Finally, studies have shown that your audience remembers less about what you say than about how you made them feel. When public-facing, be more your human self and less your corporate self. Your message will not only be heard, but felt.
Face it, if you’re leading a company, your employees are probably on edge. If they’re having to leave home and go to work, especially around others, no matter how careful the company’s been, their health can be at
stake—even fatally so. Pile on top of that the very real possibility of losing their jobs, and you’ve got a work force looking over their shoulder for the next bad news. They naturally want reassurance and answers that you may not be able to provide.
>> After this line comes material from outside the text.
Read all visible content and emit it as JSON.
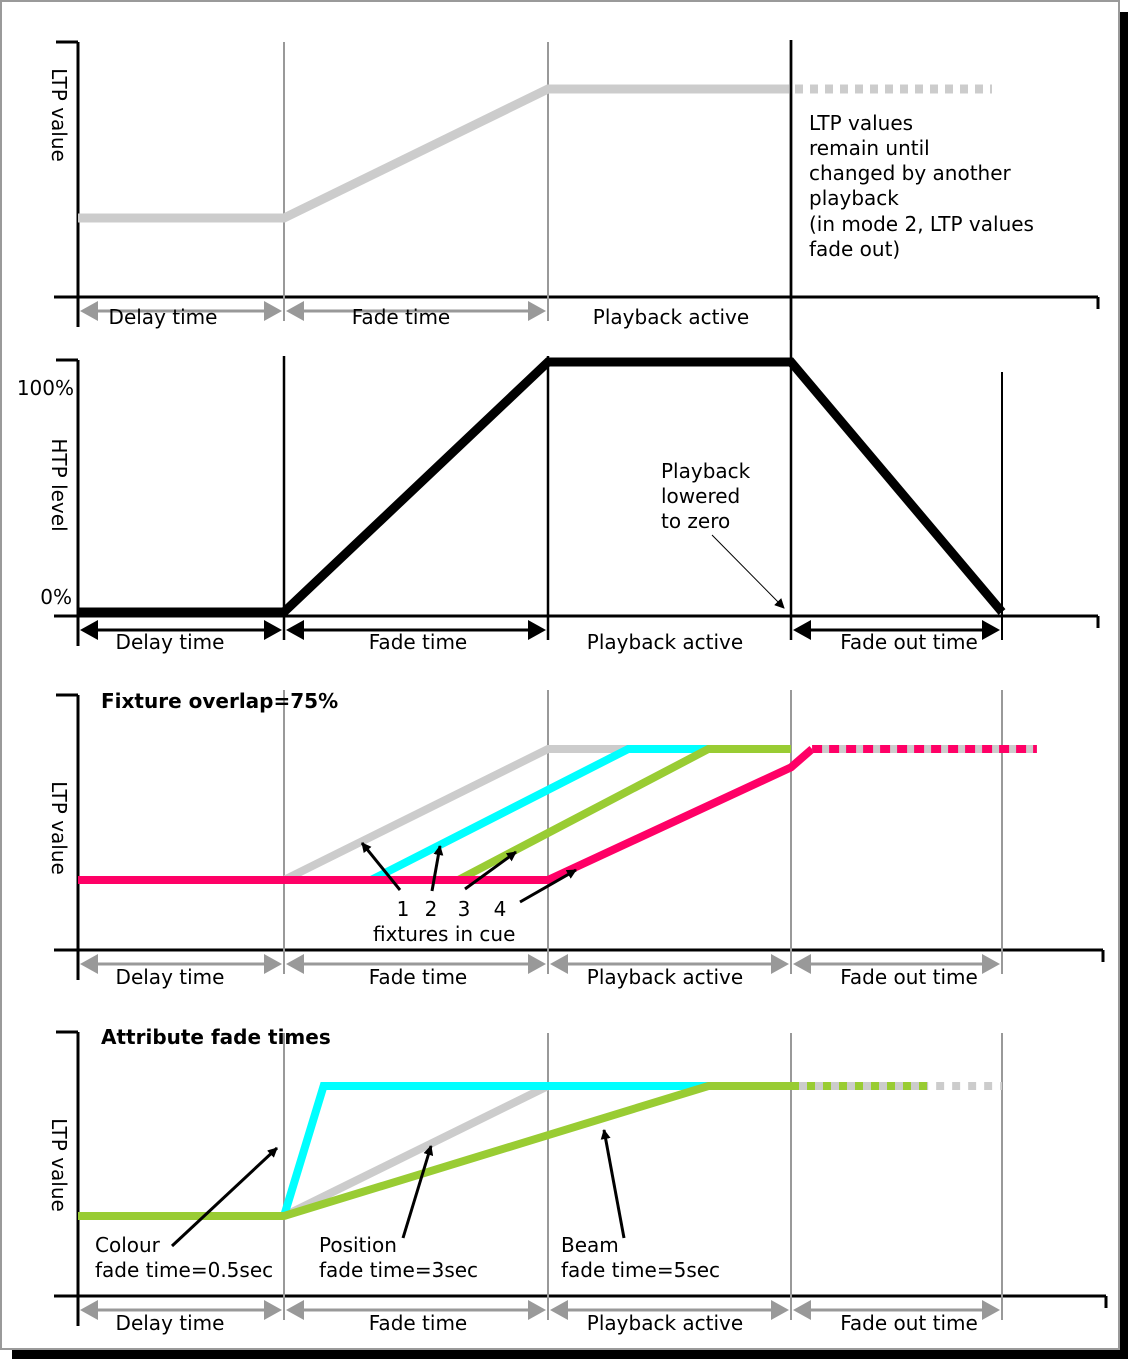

Who knows where the economy’s going next? How can you expect to be reassuring when there’s nothing sure?
Oddly, times of great stress and disruption (like now) offer an unusual opportunity to step back from the madness and really take a look at what matters most, your people. Obviously, production, the market and sales figures are critical, but if the internal gears of the company, your workforce, are unaligned and out of sync, everything gets harder.
Presenting an authentic message to the buying public is one thing, but being open and honest with an entire production staff you’ve opted to furlough due to COVID requires a different skill set altogether.
If you’ve run the company as a benevolent dictatorship, all the big decisions made in the C-Suite and rolled out to be digested and acted upon, you’ll probably be less able to calm the madding crowd. But here’s the thing. If you’re an employee waiting for the next shoe to drop, knowing something is better than knowing nothing. That’s where transparency comes in.
Providing company-wide information in plain language about the market forces that threaten the company’s well-being, and why and how the tough choices are being made, while ominous, can also help bring everyone together into the same boat. If leadership is forthcoming about limiting damage, making judicious sacrifices and trying their best to keep the ship from sinking, then the rank and file will at least know they’re not alone in the struggle.
It’s also likely that there’s no better time for leadership to review and improve communications with their diverse employees. If you’re aware of the issues surrounding Black Lives Matter, and that the impact of COVID has been disproportionately devastating to people of color, then you must also know your diverse employees are having an especially difficult time. Their voices, their fears and concerns need to be known.
If you’re in company leadership, it might be a good idea to solicit those opinions, create a Zoom call, invite your diverse employees to speak their minds to the C-Suite, then sit back and listen. It promises to be emotional, educational, and almost certainly productive in terms of understanding and finding heretofore unconsidered ways to help.
Whether putting out a press release to the public or a company-wide memo, none of this is easy. And in the end, it’s not just words that matter. Being human matters too. Especially in times when huge disruptions can reveal the character of a company. But with solid leadership, a healthy company contributes to communities in need, comes together under a well-communicated creed, finds strength of unity, and lives to fight another day.